**** EXTRACTED RECORDS ****
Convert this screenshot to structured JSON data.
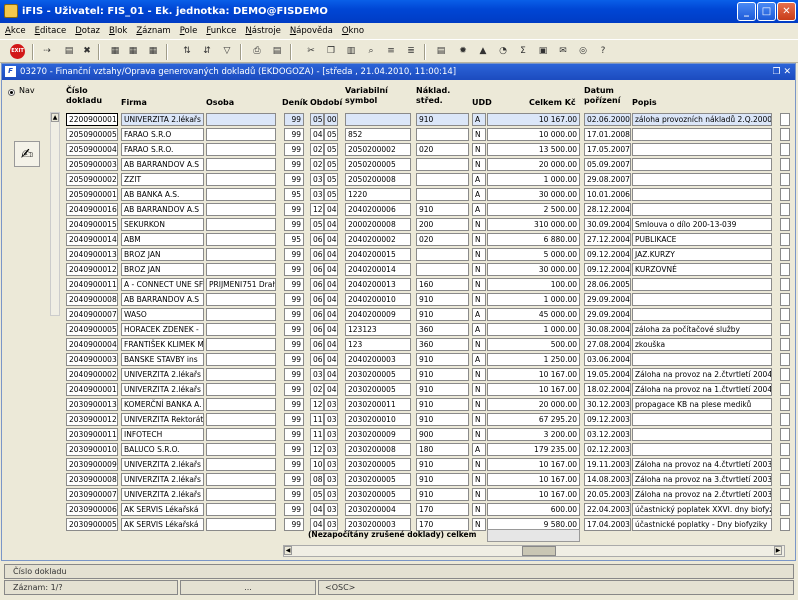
{
  "app": {
    "title": "iFIS - Uživatel: FIS_01 - Ek. jednotka: DEMO@FISDEMO"
  },
  "menu": [
    "Akce",
    "Editace",
    "Dotaz",
    "Blok",
    "Záznam",
    "Pole",
    "Funkce",
    "Nástroje",
    "Nápověda",
    "Okno"
  ],
  "toolbar": {
    "exit_label": "EXIT"
  },
  "window": {
    "title": "03270 - Finanční vztahy/Oprava generovaných dokladů (EKDOGOZA) - [středa , 21.04.2010, 11:00:14]"
  },
  "nav": {
    "label": "Nav"
  },
  "columns": {
    "cislo": "Číslo\ndokladu",
    "firma": "Firma",
    "osoba": "Osoba",
    "denik": "Deník",
    "obdobi": "Období",
    "vs": "Variabilní\nsymbol",
    "ns": "Náklad.\nstřed.",
    "udd": "UDD",
    "celkem": "Celkem Kč",
    "datum": "Datum\npořízení",
    "popis": "Popis"
  },
  "rows": [
    [
      "2200900001",
      "UNIVERZITA 2.lékařs",
      "",
      "99",
      "05",
      "00",
      "",
      "910",
      "A",
      "10 167.00",
      "02.06.2000",
      "záloha provozních nákladů 2.Q.2000"
    ],
    [
      "2050900005",
      "FARAO S.R.O",
      "",
      "99",
      "04",
      "05",
      "852",
      "",
      "N",
      "10 000.00",
      "17.01.2008",
      ""
    ],
    [
      "2050900004",
      "FARAO S.R.O.",
      "",
      "99",
      "02",
      "05",
      "2050200002",
      "020",
      "N",
      "13 500.00",
      "17.05.2007",
      ""
    ],
    [
      "2050900003",
      "AB BARRANDOV A.S",
      "",
      "99",
      "02",
      "05",
      "2050200005",
      "",
      "N",
      "20 000.00",
      "05.09.2007",
      ""
    ],
    [
      "2050900002",
      "ZZIT",
      "",
      "99",
      "03",
      "05",
      "2050200008",
      "",
      "A",
      "1 000.00",
      "29.08.2007",
      ""
    ],
    [
      "2050900001",
      "AB BANKA A.S.",
      "",
      "95",
      "03",
      "05",
      "1220",
      "",
      "A",
      "30 000.00",
      "10.01.2006",
      ""
    ],
    [
      "2040900016",
      "AB BARRANDOV A.S",
      "",
      "99",
      "12",
      "04",
      "2040200006",
      "910",
      "A",
      "2 500.00",
      "28.12.2004",
      ""
    ],
    [
      "2040900015",
      "SEKURKON",
      "",
      "99",
      "05",
      "04",
      "2000200008",
      "200",
      "N",
      "310 000.00",
      "30.09.2004",
      "Smlouva o dílo 200-13-039"
    ],
    [
      "2040900014",
      "ABM",
      "",
      "95",
      "06",
      "04",
      "2040200002",
      "020",
      "N",
      "6 880.00",
      "27.12.2004",
      "PUBLIKACE"
    ],
    [
      "2040900013",
      "BROZ JAN",
      "",
      "99",
      "06",
      "04",
      "2040200015",
      "",
      "N",
      "5 000.00",
      "09.12.2004",
      "JAZ.KURZY"
    ],
    [
      "2040900012",
      "BROZ JAN",
      "",
      "99",
      "06",
      "04",
      "2040200014",
      "",
      "N",
      "30 000.00",
      "09.12.2004",
      "KURZOVNÉ"
    ],
    [
      "2040900011",
      "A - CONNECT UNE SF",
      "PRIJMENI751 Drah",
      "99",
      "06",
      "04",
      "2040200013",
      "160",
      "N",
      "100.00",
      "28.06.2005",
      ""
    ],
    [
      "2040900008",
      "AB BARRANDOV A.S",
      "",
      "99",
      "06",
      "04",
      "2040200010",
      "910",
      "N",
      "1 000.00",
      "29.09.2004",
      ""
    ],
    [
      "2040900007",
      "WASO",
      "",
      "99",
      "06",
      "04",
      "2040200009",
      "910",
      "A",
      "45 000.00",
      "29.09.2004",
      ""
    ],
    [
      "2040900005",
      "HORACEK ZDENEK -",
      "",
      "99",
      "06",
      "04",
      "123123",
      "360",
      "A",
      "1 000.00",
      "30.08.2004",
      "záloha za počítačové služby"
    ],
    [
      "2040900004",
      "FRANTIŠEK KLIMEK M",
      "",
      "99",
      "06",
      "04",
      "123",
      "360",
      "N",
      "500.00",
      "27.08.2004",
      "zkouška"
    ],
    [
      "2040900003",
      "BANSKE STAVBY ins",
      "",
      "99",
      "06",
      "04",
      "2040200003",
      "910",
      "A",
      "1 250.00",
      "03.06.2004",
      ""
    ],
    [
      "2040900002",
      "UNIVERZITA 2.lékařs",
      "",
      "99",
      "03",
      "04",
      "2030200005",
      "910",
      "N",
      "10 167.00",
      "19.05.2004",
      "Záloha na provoz na 2.čtvrtletí 2004"
    ],
    [
      "2040900001",
      "UNIVERZITA 2.lékařs",
      "",
      "99",
      "02",
      "04",
      "2030200005",
      "910",
      "N",
      "10 167.00",
      "18.02.2004",
      "Záloha na provoz na 1.čtvrtletí 2004"
    ],
    [
      "2030900013",
      "KOMERČNÍ BANKA A.",
      "",
      "99",
      "12",
      "03",
      "2030200011",
      "910",
      "N",
      "20 000.00",
      "30.12.2003",
      "propagace KB na plese mediků"
    ],
    [
      "2030900012",
      "UNIVERZITA Rektorát",
      "",
      "99",
      "11",
      "03",
      "2030200010",
      "910",
      "N",
      "67 295.20",
      "09.12.2003",
      ""
    ],
    [
      "2030900011",
      "INFOTECH",
      "",
      "99",
      "11",
      "03",
      "2030200009",
      "900",
      "N",
      "3 200.00",
      "03.12.2003",
      ""
    ],
    [
      "2030900010",
      "BALUCO S.R.O.",
      "",
      "99",
      "12",
      "03",
      "2030200008",
      "180",
      "A",
      "179 235.00",
      "02.12.2003",
      ""
    ],
    [
      "2030900009",
      "UNIVERZITA 2.lékařs",
      "",
      "99",
      "10",
      "03",
      "2030200005",
      "910",
      "N",
      "10 167.00",
      "19.11.2003",
      "Záloha na provoz na 4.čtvrtletí 2003"
    ],
    [
      "2030900008",
      "UNIVERZITA 2.lékařs",
      "",
      "99",
      "08",
      "03",
      "2030200005",
      "910",
      "N",
      "10 167.00",
      "14.08.2003",
      "Záloha na provoz na 3.čtvrtletí 2003"
    ],
    [
      "2030900007",
      "UNIVERZITA 2.lékařs",
      "",
      "99",
      "05",
      "03",
      "2030200005",
      "910",
      "N",
      "10 167.00",
      "20.05.2003",
      "Záloha na provoz na 2.čtvrtletí 2003"
    ],
    [
      "2030900006",
      "AK SERVIS Lékařská",
      "",
      "99",
      "04",
      "03",
      "2030200004",
      "170",
      "N",
      "600.00",
      "22.04.2003",
      "účastnický poplatek XXVI. dny biofyz"
    ],
    [
      "2030900005",
      "AK SERVIS Lékařská",
      "",
      "99",
      "04",
      "03",
      "2030200003",
      "170",
      "N",
      "9 580.00",
      "17.04.2003",
      "účastnické poplatky - Dny biofyziky"
    ]
  ],
  "summary": {
    "label": "(Nezapočítány zrušené doklady) celkem"
  },
  "status": {
    "hint": "Číslo dokladu",
    "record": "Záznam: 1/?",
    "dots": "...",
    "osc": "<OSC>"
  }
}
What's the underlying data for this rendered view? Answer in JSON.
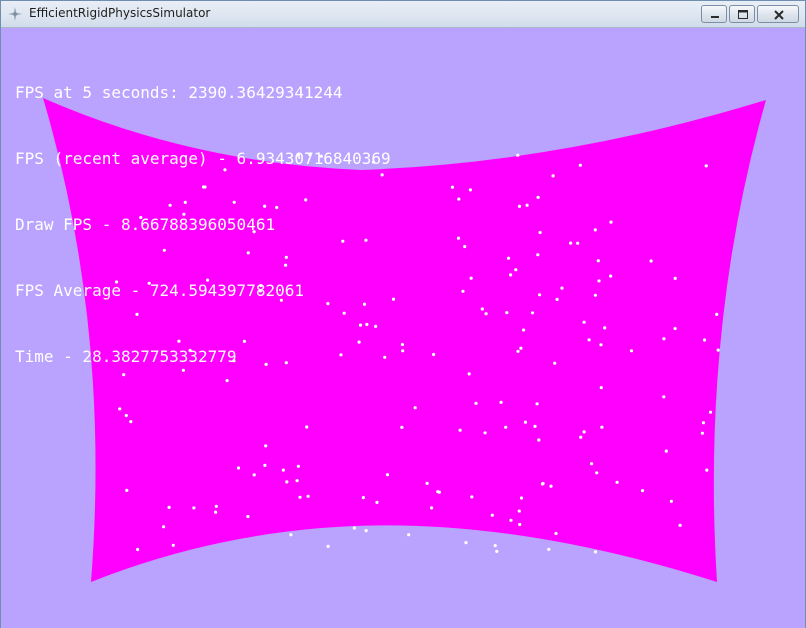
{
  "window": {
    "title": "EfficientRigidPhysicsSimulator"
  },
  "hud": {
    "lines": [
      "FPS at 5 seconds: 2390.36429341244",
      "FPS (recent average) - 6.93430716840369",
      "Draw FPS - 8.66788396050461",
      "FPS Average - 724.594397782061",
      "Time - 28.3827753332779"
    ]
  },
  "colors": {
    "background": "#b9a3ff",
    "cloth": "#ff00ff",
    "particles": "#ffffff",
    "hud_text": "#ffffff"
  },
  "icons": {
    "app": "app-icon",
    "minimize": "minimize-icon",
    "maximize": "maximize-icon",
    "close": "close-icon"
  }
}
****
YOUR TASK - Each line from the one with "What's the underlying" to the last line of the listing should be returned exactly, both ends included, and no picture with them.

RESPONSE TO THE EXERCISE -
What's the underlying data for this rendered view? Answer in JSON.
{
  "window": {
    "title": "EfficientRigidPhysicsSimulator"
  },
  "hud": {
    "lines": [
      "FPS at 5 seconds: 2390.36429341244",
      "FPS (recent average) - 6.93430716840369",
      "Draw FPS - 8.66788396050461",
      "FPS Average - 724.594397782061",
      "Time - 28.3827753332779"
    ]
  },
  "colors": {
    "background": "#b9a3ff",
    "cloth": "#ff00ff",
    "particles": "#ffffff",
    "hud_text": "#ffffff"
  },
  "icons": {
    "app": "app-icon",
    "minimize": "minimize-icon",
    "maximize": "maximize-icon",
    "close": "close-icon"
  }
}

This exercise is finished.